- Lenders have dealt with periods of negative rates before
- Reducing euro area banks' bad loan stock will take years
It’s normal for banks to adapt to changes in the macroeconomic environment and they dealt with periods of negative real rates in the last century, European Central Bank Supervisory Board Vice Chair Sabine Lautenschlaeger said.
Banks in the euro area need to cut costs, which can be supported by the digitalization of the banking business, and they can increase the share of revenue coming from sources other than loans, such as fee income, Lautenschlaeger said in an interview with Bloomberg Television on Wednesday.
“We have had several times of negative interest rates, real interest rates, if you think of the 1970s and 80s,” Lautenschlaeger said. “It’s a challenge for sure, but it’s not something that’s not feasible to do.”
Lautenschlaeger, who’s also a member of the ECB’s Executive Board that formulates and votes on monetary policy, said that reducing the high stock of sour loans in the euro area will be a task that will last for years and will take a lot of accompanying measures. The euro area countries that were rescued in the crisis can serve as an example for some of the measures, she said.
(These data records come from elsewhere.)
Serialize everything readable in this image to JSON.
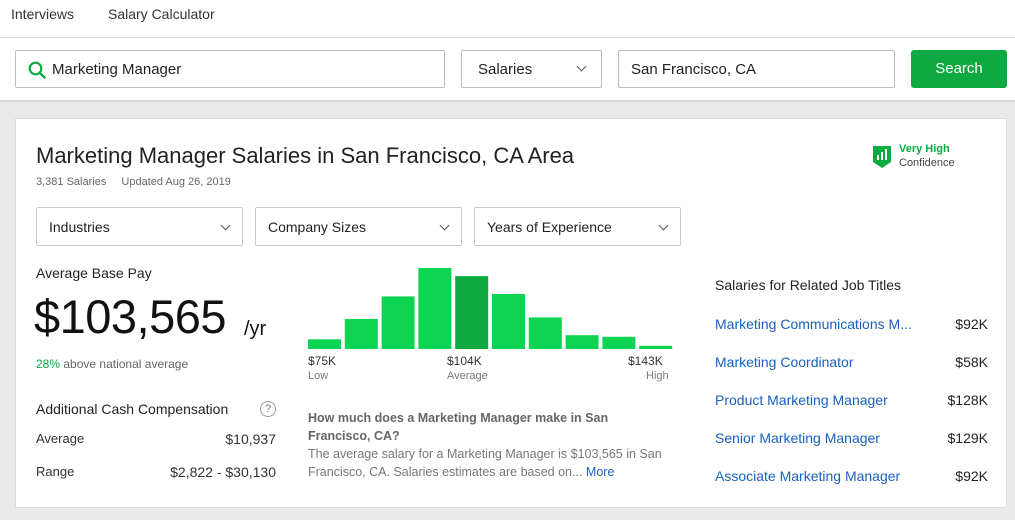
{
  "nav": {
    "items": [
      "Interviews",
      "Salary Calculator"
    ]
  },
  "search": {
    "query": "Marketing Manager",
    "type": "Salaries",
    "location": "San Francisco, CA",
    "button": "Search"
  },
  "header": {
    "title": "Marketing Manager Salaries in San Francisco, CA Area",
    "count": "3,381 Salaries",
    "updated": "Updated Aug 26, 2019",
    "confidence_level": "Very High",
    "confidence_label": "Confidence"
  },
  "filters": [
    "Industries",
    "Company Sizes",
    "Years of Experience"
  ],
  "pay": {
    "label": "Average Base Pay",
    "value": "$103,565",
    "unit": "/yr",
    "national_pct": "28%",
    "national_text": "above national average"
  },
  "cash": {
    "title": "Additional Cash Compensation",
    "help": "?",
    "average_label": "Average",
    "average_value": "$10,937",
    "range_label": "Range",
    "range_value": "$2,822 - $30,130"
  },
  "distribution": {
    "relative_heights": [
      0.12,
      0.37,
      0.65,
      1.0,
      0.9,
      0.68,
      0.39,
      0.17,
      0.15,
      0.04
    ],
    "highlight_index": 4,
    "colors": {
      "bar": "#0ed453",
      "highlight": "#0caa41"
    },
    "low_value": "$75K",
    "low_label": "Low",
    "avg_value": "$104K",
    "avg_label": "Average",
    "high_value": "$143K",
    "high_label": "High"
  },
  "faq": {
    "question": "How much does a Marketing Manager make in San Francisco, CA?",
    "answer": "The average salary for a Marketing Manager is $103,565 in San Francisco, CA. Salaries estimates are based on...",
    "more": "More"
  },
  "related": {
    "title": "Salaries for Related Job Titles",
    "items": [
      {
        "title": "Marketing Communications M...",
        "salary": "$92K"
      },
      {
        "title": "Marketing Coordinator",
        "salary": "$58K"
      },
      {
        "title": "Product Marketing Manager",
        "salary": "$128K"
      },
      {
        "title": "Senior Marketing Manager",
        "salary": "$129K"
      },
      {
        "title": "Associate Marketing Manager",
        "salary": "$92K"
      }
    ]
  },
  "colors": {
    "accent": "#0caa41",
    "link": "#1861bf"
  },
  "icons": {
    "search": "search-icon",
    "confidence": "bar-chart-badge-icon",
    "help": "help-icon",
    "dropdown": "chevron-down-icon"
  }
}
“The workout we are trying to do, trying to get a grip on as a supervisor, will take years for sure,” she said. “The banks need to make sure that they have a market where they can sell their non-performing loans,” and legal and insolvency frameworks may need to be adapted.